Eugene Owusu has set up AMA Capital to help German developers access capital streams amid dwindling bank LTC ratios.

Eugene Owusu, the founder of AMA Capital, a Berlin-based debt advisory firm which was launched this month, sees a growing need for real estate finance brokers in Germany as developers seek capital amid bank retrenchment.

Speaking to Real Estate Capital Europe, Owusu, the former head of portfolio finance at German real estate investment firm BWFD, said developers in Germany had previously relied on traditional lenders to support their projects. However, with the current retrenchment from banks and the higher cost of debt, these sponsors now have to look beyond traditional sources of capital to find financing, he said.

AMA will aim to arrange financing ranging between €5 million and €20 million for mid-sized sponsors, with a focus on residential developers in Germany. Owusu left his role at BWFD earlier this month after three years with the company.

At BWFD, a real estate investment and advisory firm based in Berlin, Owusu’s role included helping sponsors access development financing – mainly for residential developments in Germany – and refinancings.

It is widely recognised that European markets face a refinancing shortfall for loans secured against real estate. This week, manager AEW reported a debt funding gap for six key European markets in the order of €93 billion in the 2023-26 period. In Germany, sources say lower leverage on offer from banks mean developers now need to raise equity or debt capital to support their projects.

“For residential, you used to be able to easily get 80-85 percent loan-to-cost, but right now, even for a typical residential financing, you would be lucky to get 65 or 70 percent LTC. I haven’t seen 70 percent for a while to be really honest,” Owusu said.

“I founded the firm because some of these sponsors don’t have the access to the alternative lenders, so this is the problem we’re facing right now.
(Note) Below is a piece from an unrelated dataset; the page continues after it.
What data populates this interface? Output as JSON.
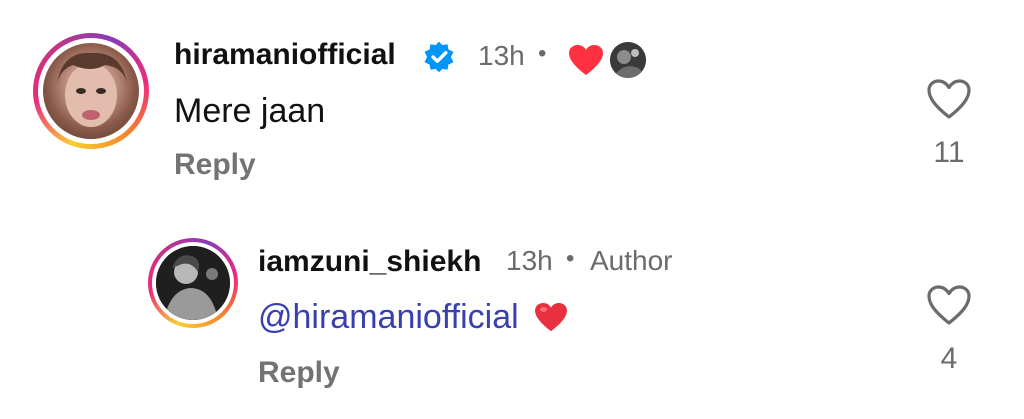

Some of them have equity, of course, but not to the amount that they can bring their own equity for 30 percent or 40 percent in a deal.”

“So alternatively, they’re looking to joint ventures or other capital providers, or other ways to structure deals, because they are already committed [to their developments],” he said.

Further forward, in addition to providing debt advisory services, Owusu said AMA may aim to provide financing itself, by obtaining institutional mandates or structuring a dedicated real estate debt fund. The proposed idea is to provide mezzanine financing to mid-market sponsors with loan sizes between €1 million and €15 million.